If you have been following along, Kansas first passed a law requiring proof of citizenship for voter registration. But federal law requires states to accept the federal voter registration form for federal elections, and the Supreme Court ruled that states cannot require proof of citizenship to vote using the federal form.

Kansas weaseled around this requirement by accepting the federal form, but only for federal elections. If the voter wants to vote in state elections, then they have to use a separate form (which of course requires proof of citizenship, such as a birth certificate).

Then things got hypocritical. Kansas filed a lawsuit claiming that their registration system with two different forms – the state one requiring proof of citizenship and the federal one not – which they themselves had created, was too complicated, and the federal government should allow them to require proof of citizenship for all elections. This went all the way to the Supreme Court, which turned them down.

Kansas then created a website that allows anyone (you don’t have to be a resident of Kansas, or even the US) to report incidents of voter fraud. The website has a long list of the kinds of voter fraud that anyone can report, except that it doesn’t have a way to report the only kind of voter fraud that has actually happened on a regular basis in Kansas. Like the time in 2010 when voters in Kansas received an automated phone call telling them that they needed proof of home ownership in order to vote, and then reminded them to vote — on the day after the actual election. Other similar schemes have used official looking forms that tell people where to vote, and send them to the wrong place.

But here’s the punchline.
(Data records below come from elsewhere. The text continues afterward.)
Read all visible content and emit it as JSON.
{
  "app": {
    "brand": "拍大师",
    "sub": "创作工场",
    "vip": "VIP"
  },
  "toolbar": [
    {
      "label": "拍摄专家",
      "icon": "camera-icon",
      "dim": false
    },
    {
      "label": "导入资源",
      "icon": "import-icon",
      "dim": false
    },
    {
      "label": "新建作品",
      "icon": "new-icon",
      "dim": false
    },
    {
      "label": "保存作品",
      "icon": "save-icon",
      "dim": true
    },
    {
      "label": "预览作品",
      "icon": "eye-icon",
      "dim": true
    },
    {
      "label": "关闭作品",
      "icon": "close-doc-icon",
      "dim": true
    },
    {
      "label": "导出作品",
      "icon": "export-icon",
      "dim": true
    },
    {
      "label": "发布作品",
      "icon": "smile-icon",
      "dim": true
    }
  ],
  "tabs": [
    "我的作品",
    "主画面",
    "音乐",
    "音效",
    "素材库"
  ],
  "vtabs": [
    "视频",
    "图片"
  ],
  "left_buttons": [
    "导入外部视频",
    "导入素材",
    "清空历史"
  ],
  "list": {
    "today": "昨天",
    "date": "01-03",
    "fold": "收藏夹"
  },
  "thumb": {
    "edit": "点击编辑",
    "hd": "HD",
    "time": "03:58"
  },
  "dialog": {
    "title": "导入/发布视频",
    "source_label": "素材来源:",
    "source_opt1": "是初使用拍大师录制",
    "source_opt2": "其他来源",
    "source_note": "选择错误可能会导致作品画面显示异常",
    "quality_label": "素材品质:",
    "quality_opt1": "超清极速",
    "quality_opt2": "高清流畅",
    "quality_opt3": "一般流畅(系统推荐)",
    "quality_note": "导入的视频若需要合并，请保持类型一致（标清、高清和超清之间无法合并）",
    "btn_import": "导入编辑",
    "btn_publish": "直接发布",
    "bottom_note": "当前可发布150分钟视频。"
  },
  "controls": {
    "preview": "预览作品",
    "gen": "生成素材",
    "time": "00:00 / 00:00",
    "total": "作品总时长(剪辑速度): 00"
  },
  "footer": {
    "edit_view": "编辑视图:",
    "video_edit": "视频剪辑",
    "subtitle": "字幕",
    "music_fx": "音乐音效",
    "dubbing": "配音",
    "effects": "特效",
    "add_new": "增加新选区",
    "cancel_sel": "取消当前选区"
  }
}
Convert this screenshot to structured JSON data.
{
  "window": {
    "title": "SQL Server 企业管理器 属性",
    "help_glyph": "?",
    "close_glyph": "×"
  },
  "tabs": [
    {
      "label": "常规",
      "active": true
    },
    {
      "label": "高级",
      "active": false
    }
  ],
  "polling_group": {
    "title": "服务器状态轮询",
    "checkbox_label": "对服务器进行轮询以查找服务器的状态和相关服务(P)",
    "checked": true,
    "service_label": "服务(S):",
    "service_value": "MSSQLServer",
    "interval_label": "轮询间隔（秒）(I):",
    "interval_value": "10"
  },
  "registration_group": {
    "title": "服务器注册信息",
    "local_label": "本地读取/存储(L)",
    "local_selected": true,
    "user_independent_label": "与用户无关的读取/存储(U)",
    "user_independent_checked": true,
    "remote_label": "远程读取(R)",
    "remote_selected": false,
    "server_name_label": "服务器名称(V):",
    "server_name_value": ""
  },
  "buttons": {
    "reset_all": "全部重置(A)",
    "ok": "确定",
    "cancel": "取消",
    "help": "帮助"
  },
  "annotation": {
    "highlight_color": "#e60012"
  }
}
Not too long ago, mathematician Beth Clarkson at Wichita State University found significant evidence that actual vote results had been tampered with in the last state election. You could be excused if you thought the state would want to investigate this. Luckily for Clarkson, one county had voting machines that print a paper trail of the votes (without identifying the voter). These could easily be used to verify whether fraud had been committed, but the county (and state) blocked her. So she filed a lawsuit to allow her to conduct an audit. Under state law, election officials have 30 days to respond to such a lawsuit, but neither the county election commissioner nor the secretary of state responded, later saying that they weren’t aware that they had received any summons.

And that’s how Kansas protects the sanctity of the vote. Laws that make it harder for minorities to vote, they fight like crazy to enforce those. Actual and extremely likely widespread election fraud, they fight like crazy to avoid any investigation.



  1. Michael wrote:

    It’s several years old now, but I recommend the documentary Hacking Democracy if you get a chance. It primarily focuses on the work of Black Box Voting. The kicker at the end is a demo of an exploit to a Diebold machine that could not be detected. Pretty frightening stuff.

    Wednesday, August 12, 2015 at 9:23 am | Permalink
  2. John wrote:

    Kansas is an excellent object lesson to the rest of us in many ways, and we should be paying close attention.

    Friday, August 14, 2015 at 12:54 pm | Permalink